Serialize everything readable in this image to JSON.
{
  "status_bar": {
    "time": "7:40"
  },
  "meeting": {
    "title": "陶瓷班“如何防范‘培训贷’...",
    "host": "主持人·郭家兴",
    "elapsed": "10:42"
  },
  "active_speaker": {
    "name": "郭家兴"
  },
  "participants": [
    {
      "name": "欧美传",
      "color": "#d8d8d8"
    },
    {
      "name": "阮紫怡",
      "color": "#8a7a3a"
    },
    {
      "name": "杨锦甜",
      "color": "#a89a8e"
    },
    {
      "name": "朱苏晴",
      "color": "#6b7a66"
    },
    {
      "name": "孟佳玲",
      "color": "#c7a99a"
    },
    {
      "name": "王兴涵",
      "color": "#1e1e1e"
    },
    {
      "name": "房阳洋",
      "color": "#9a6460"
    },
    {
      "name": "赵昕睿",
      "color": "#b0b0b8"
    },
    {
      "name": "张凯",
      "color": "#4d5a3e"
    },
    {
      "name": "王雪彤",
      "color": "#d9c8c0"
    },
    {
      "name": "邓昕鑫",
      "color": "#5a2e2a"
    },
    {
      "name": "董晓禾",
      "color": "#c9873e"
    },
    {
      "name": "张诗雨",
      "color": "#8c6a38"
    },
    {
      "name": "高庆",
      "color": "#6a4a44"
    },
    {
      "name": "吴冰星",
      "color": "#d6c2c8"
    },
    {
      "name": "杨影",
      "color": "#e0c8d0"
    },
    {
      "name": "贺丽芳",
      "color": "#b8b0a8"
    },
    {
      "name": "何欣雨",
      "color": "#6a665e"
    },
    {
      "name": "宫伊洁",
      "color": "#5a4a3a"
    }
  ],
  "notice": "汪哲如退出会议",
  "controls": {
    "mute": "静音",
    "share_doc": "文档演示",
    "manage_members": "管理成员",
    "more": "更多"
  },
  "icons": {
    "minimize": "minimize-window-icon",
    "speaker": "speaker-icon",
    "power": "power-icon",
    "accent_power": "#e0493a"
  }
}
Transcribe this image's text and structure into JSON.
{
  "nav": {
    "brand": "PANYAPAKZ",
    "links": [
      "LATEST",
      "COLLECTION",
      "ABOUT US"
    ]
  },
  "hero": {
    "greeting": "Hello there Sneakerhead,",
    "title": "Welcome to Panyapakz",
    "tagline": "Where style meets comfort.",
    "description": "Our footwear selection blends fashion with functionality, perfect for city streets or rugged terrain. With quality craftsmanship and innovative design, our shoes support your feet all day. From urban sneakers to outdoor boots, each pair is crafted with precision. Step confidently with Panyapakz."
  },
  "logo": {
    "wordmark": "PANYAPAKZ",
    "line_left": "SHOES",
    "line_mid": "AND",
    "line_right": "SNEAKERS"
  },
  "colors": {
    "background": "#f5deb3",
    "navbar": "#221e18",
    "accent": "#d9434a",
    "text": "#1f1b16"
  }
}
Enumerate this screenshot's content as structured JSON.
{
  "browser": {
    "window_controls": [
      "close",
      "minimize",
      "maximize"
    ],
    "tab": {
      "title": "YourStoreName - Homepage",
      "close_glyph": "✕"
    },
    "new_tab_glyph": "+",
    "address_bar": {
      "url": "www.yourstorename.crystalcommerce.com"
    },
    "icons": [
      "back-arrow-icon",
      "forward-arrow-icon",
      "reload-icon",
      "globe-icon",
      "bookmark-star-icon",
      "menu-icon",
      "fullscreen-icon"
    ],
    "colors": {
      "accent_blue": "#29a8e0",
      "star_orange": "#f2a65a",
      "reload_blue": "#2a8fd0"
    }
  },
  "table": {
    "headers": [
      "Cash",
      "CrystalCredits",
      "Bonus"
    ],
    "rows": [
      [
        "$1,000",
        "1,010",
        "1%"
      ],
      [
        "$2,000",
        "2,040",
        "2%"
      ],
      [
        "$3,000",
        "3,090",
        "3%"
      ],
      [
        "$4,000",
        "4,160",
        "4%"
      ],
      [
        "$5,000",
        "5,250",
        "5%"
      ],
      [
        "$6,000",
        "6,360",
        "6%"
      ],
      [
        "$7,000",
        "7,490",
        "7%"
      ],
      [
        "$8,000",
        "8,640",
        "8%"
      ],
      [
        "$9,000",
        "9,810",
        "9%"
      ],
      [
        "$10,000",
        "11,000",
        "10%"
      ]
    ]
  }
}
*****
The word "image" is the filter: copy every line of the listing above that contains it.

Serialize everything readable in this image to JSON.
Transcribe this image's text and structure into JSON.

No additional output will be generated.